But what of the current generation of young people still at school?

What is their awareness of conservation and of the natural environment?

If the Mission Australia’s Youth Surveys* are observed, it would appear the environment is not even on their radar. Perhaps global warming is just too big and too hard for the average year 9 student to feel as though they can make a difference, after all it appears that their elders can’t manage to do so…….

What are the opportunities for them to become involved in and passionate about conservation were they feel as though their efforts do make a difference?

SEEDS is a program that gives them the opportunity and the passion. A collaboration between the Seed Conservation Centre of SA, the SA Seed Bank, schools and students called SEEDS (Stewardship of Endemic Endangered Species) is doing just that.

Real science, real conservation and real passion.

Stewards of today – Environmentalists of tomorrow.

The aims of the SEEDS Project is to:

  • increase students and teachers knowledge and awareness of environmental stewardship
  • provide an opportunity for students to be involved in direct conservation
  • involve students with scientists and effective science as part of STEM and to also raise awareness of the broader community regarding plant conservation.

Environmentally, we are seeing direct benefits to threatened species conservation, increased knowledge that may further assist threatened species recovery strategies, engagement of school communities in environmental stewardship and support plant recovery programs.

Further information click here

 

In securing the future of the planet, we secure happiness for ourselves. One of the aims of the Greens is to turn around the tide of pessimism amongst the young people of the world.

Bob Brown

 

* Footnote – The 2013 Mission Australia Annual Survey of Young People shows the Environment has dropped as an identified major issue from 37% in 2011 to 11.7% in 2014. Perhaps it is because the only thing young people are empowered to do about environmental issues is to put the rubbish in the correct bin and turn off the tap when they clean their teeth!

Posted in Botanic Garden, Interpretation

Who Did That? Children’s Trail

Who did that intro signHungry caterpillar signTree spinning wheel_Page_1

There are many facets to a botanic gardens. Visitors enjoy the beauty and tranquillity of the outdoor space and engaging with the plant displays. Children like to explore for plants and animals that inhabit a garden.
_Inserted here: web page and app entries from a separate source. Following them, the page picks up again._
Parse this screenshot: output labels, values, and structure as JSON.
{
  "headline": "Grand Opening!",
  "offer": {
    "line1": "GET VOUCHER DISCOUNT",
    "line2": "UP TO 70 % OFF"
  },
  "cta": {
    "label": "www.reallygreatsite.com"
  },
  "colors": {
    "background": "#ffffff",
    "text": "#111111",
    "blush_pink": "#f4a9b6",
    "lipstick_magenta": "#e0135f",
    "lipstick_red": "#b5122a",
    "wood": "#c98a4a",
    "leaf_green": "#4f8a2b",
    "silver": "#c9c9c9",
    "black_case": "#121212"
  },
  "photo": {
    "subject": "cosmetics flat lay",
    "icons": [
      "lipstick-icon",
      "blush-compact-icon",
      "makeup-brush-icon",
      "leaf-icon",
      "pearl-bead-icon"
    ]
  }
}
To cater for a child’s inquisitive mind the Australian National Botanic Gardens has recently opened a children’s trails – Who Did That? The trail uses animal models and interactive signage to explore the relationship between animals and plants.

The trail was developed by Gardens’ Visitor Services Ranger Katy Penman and features beautiful artwork and poetry created by Katy. Examples of Katy’s artwork and words can be seen in accompanying images. The use of original artwork is a highlight of this trail.

We hope you get the chance to enjoy the Who Did That? children’s trail.